== Segment start ==

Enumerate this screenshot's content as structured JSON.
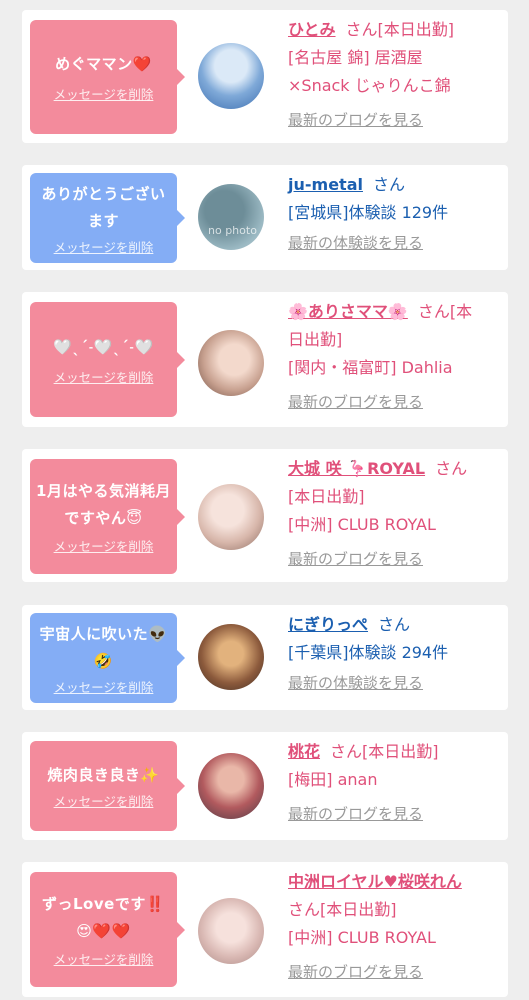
{
  "cards": [
    {
      "message": "めぐママン❤️",
      "delete_label": "メッセージを削除",
      "name": "ひとみ",
      "suffix": "さん[本日出勤]",
      "line2": "[名古屋 錦] 居酒屋",
      "line3": "×Snack じゃりんこ錦",
      "link": "最新のブログを見る"
    },
    {
      "message": "ありがとうございます",
      "delete_label": "メッセージを削除",
      "name": "ju-metal",
      "suffix": "さん",
      "line2": "[宮城県]体験談 129件",
      "link": "最新の体験談を見る",
      "avatar_text": "no photo"
    },
    {
      "message": "🤍ˎˊ˗🤍ˎˊ˗🤍",
      "delete_label": "メッセージを削除",
      "name": "🌸ありさママ🌸",
      "suffix": "さん[本",
      "line2": "日出勤]",
      "line3": "[関内・福富町] Dahlia",
      "link": "最新のブログを見る"
    },
    {
      "message": "1月はやる気消耗月ですやん😇",
      "delete_label": "メッセージを削除",
      "name": "大城 咲 🦩ROYAL",
      "suffix": "さん",
      "line2": "[本日出勤]",
      "line3": "[中洲] CLUB ROYAL",
      "link": "最新のブログを見る"
    },
    {
      "message": "宇宙人に吹いた👽🤣",
      "delete_label": "メッセージを削除",
      "name": "にぎりっぺ",
      "suffix": "さん",
      "line2": "[千葉県]体験談 294件",
      "link": "最新の体験談を見る"
    },
    {
      "message": "焼肉良き良き✨",
      "delete_label": "メッセージを削除",
      "name": "桃花",
      "suffix": "さん[本日出勤]",
      "line2": "[梅田] anan",
      "link": "最新のブログを見る"
    },
    {
      "message": "ずっLoveです‼️😍❤️❤️",
      "delete_label": "メッセージを削除",
      "name": "中洲ロイヤル♥桜咲れん",
      "line2": "さん[本日出勤]",
      "line3": "[中洲] CLUB ROYAL",
      "link": "最新のブログを見る"
    }
  ],
  "colors": {
    "pink_bubble": "#f38b9c",
    "blue_bubble": "#84adf5",
    "pink_text": "#e0507a",
    "blue_text": "#1b5fb0",
    "link_gray": "#999999",
    "background": "#eeeeee"
  }
}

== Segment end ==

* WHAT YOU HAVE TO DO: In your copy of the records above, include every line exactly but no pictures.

* REPLY TO THE EXERCISE:
Enumerate this screenshot's content as structured JSON.
{
  "cards": [
    {
      "message": "めぐママン❤️",
      "delete_label": "メッセージを削除",
      "name": "ひとみ",
      "suffix": "さん[本日出勤]",
      "line2": "[名古屋 錦] 居酒屋",
      "line3": "×Snack じゃりんこ錦",
      "link": "最新のブログを見る"
    },
    {
      "message": "ありがとうございます",
      "delete_label": "メッセージを削除",
      "name": "ju-metal",
      "suffix": "さん",
      "line2": "[宮城県]体験談 129件",
      "link": "最新の体験談を見る",
      "avatar_text": "no photo"
    },
    {
      "message": "🤍ˎˊ˗🤍ˎˊ˗🤍",
      "delete_label": "メッセージを削除",
      "name": "🌸ありさママ🌸",
      "suffix": "さん[本",
      "line2": "日出勤]",
      "line3": "[関内・福富町] Dahlia",
      "link": "最新のブログを見る"
    },
    {
      "message": "1月はやる気消耗月ですやん😇",
      "delete_label": "メッセージを削除",
      "name": "大城 咲 🦩ROYAL",
      "suffix": "さん",
      "line2": "[本日出勤]",
      "line3": "[中洲] CLUB ROYAL",
      "link": "最新のブログを見る"
    },
    {
      "message": "宇宙人に吹いた👽🤣",
      "delete_label": "メッセージを削除",
      "name": "にぎりっぺ",
      "suffix": "さん",
      "line2": "[千葉県]体験談 294件",
      "link": "最新の体験談を見る"
    },
    {
      "message": "焼肉良き良き✨",
      "delete_label": "メッセージを削除",
      "name": "桃花",
      "suffix": "さん[本日出勤]",
      "line2": "[梅田] anan",
      "link": "最新のブログを見る"
    },
    {
      "message": "ずっLoveです‼️😍❤️❤️",
      "delete_label": "メッセージを削除",
      "name": "中洲ロイヤル♥桜咲れん",
      "line2": "さん[本日出勤]",
      "line3": "[中洲] CLUB ROYAL",
      "link": "最新のブログを見る"
    }
  ],
  "colors": {
    "pink_bubble": "#f38b9c",
    "blue_bubble": "#84adf5",
    "pink_text": "#e0507a",
    "blue_text": "#1b5fb0",
    "link_gray": "#999999",
    "background": "#eeeeee"
  }
}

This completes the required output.